Japan’s economic expansion hasn’t caused inflation to accelerate to the 2 percent target. Core consumer prices rose 0.9 percent in January, the same as in December.

Wakatabe’s comments were less aggressive compared with what he said before his nomination for the position.

“It’s true that I have advocated aggressive monetary policy but from here on I’m going inside the BOJ as a deputy governor,” said Wakatabe. “I will have new data and information, and there will be discussions with my fellow board members. Considering that, it’s of course possible to update and modify my thinking.”

‘Updated’ thinking

“I expect my knowledge and judgement will be updated through working in finance as a deputy governor,”’ Wakatabe said.

Wakatabe, formerly an academic, was critical of BOJ policy before he was nominated to the board, and called for extra stimulus in December. Whether he will vote against the majority is something to watch at his first policy meeting in April. In a December interview, he said the BOJ should expand stimulus to meet the price goal before the sales tax is hiked in October 2019.

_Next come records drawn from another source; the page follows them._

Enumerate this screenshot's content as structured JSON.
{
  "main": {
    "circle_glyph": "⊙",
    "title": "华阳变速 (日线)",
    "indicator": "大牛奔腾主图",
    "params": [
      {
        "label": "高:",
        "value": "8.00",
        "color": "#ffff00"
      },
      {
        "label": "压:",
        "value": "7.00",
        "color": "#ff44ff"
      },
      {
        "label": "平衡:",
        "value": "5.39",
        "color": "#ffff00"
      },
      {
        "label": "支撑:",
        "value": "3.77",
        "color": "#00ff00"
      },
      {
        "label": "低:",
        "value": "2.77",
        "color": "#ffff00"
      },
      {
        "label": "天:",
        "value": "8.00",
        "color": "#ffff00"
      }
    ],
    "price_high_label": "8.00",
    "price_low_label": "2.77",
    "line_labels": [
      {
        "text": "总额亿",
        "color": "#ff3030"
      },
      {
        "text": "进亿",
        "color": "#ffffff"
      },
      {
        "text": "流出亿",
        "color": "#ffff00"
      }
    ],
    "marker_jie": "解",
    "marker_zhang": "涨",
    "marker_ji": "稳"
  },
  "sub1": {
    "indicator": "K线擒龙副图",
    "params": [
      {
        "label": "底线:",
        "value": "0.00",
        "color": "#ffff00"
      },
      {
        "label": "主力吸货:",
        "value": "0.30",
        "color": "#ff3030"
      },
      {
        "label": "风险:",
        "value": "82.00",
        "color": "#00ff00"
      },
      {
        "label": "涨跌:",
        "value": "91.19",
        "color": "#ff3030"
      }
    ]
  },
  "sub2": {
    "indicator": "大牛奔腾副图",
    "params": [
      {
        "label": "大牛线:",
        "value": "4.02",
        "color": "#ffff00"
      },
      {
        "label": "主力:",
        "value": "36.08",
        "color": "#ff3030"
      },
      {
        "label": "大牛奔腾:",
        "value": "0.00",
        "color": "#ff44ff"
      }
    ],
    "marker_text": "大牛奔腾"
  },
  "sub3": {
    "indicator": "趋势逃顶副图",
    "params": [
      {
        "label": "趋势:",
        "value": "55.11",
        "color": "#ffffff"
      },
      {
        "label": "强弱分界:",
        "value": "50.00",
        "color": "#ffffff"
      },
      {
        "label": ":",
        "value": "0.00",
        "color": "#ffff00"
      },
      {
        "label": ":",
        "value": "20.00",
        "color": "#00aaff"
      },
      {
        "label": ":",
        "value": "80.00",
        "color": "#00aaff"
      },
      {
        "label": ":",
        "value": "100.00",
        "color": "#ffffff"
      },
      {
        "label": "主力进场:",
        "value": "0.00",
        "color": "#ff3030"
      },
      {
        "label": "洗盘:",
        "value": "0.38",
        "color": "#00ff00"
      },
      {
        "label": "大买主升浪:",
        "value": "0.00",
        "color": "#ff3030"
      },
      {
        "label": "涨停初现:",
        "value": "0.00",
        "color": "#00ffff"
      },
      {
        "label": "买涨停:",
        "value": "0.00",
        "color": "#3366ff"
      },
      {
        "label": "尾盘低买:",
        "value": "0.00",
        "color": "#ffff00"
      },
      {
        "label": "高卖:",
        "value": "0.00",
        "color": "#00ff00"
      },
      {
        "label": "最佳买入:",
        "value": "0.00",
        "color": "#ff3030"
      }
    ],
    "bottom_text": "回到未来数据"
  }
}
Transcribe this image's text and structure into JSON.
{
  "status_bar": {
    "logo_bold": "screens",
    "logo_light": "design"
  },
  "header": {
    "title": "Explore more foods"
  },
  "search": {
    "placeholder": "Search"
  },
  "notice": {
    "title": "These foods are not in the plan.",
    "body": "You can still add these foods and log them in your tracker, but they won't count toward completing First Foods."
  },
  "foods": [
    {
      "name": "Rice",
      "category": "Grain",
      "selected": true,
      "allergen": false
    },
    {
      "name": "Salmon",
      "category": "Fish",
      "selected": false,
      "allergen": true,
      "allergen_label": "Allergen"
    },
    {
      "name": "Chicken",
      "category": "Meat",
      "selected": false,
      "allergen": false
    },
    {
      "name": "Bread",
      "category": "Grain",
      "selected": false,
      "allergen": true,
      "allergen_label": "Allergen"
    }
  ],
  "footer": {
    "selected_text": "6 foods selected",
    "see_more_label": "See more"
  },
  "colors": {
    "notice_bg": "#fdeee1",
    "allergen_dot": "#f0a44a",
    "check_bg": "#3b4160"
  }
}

Kuroda said earlier this month that it’s desirable if the governor and deputies are on the same policy page, although he noted that the BOJ’s law doesn’t prohibit them from having different opinions. However, it seems that board members value consensus - neither of the previous deputy governors under Kuroda ever dissented.

Amamiya, a veteran policy architect at the BOJ, is likely to support Kuroda as he has done for the last five years as the executive director for monetary policy. Some analysts see him as a potential governor in the future, with Eisuke Sakakibara, a former top currency official, saying last year that Kuroda will step down in the middle of his term and Amamiya will succeed him.

Kuroda and his new deputies all expressed the need to continue monetary easing during confirmation hearings in parliament earlier this month. In the press conference today, Wakatabe said the bank shouldn’t hesitate to add stimulus if needed, but declined to detail any specific tools for additional easing. Amamiya repeated earlier comments that he will decide monetary policy by weighing the benefits and costs.

Even though most economists don’t see the BOJ meeting its target, 30 of 49 economists expect policy tightening in Jan. 2019 or later, and 14 see that coming this year, according to a Bloomberg survey earlier this month. Only five forecast further easing.

©2018 Bloomberg L.P.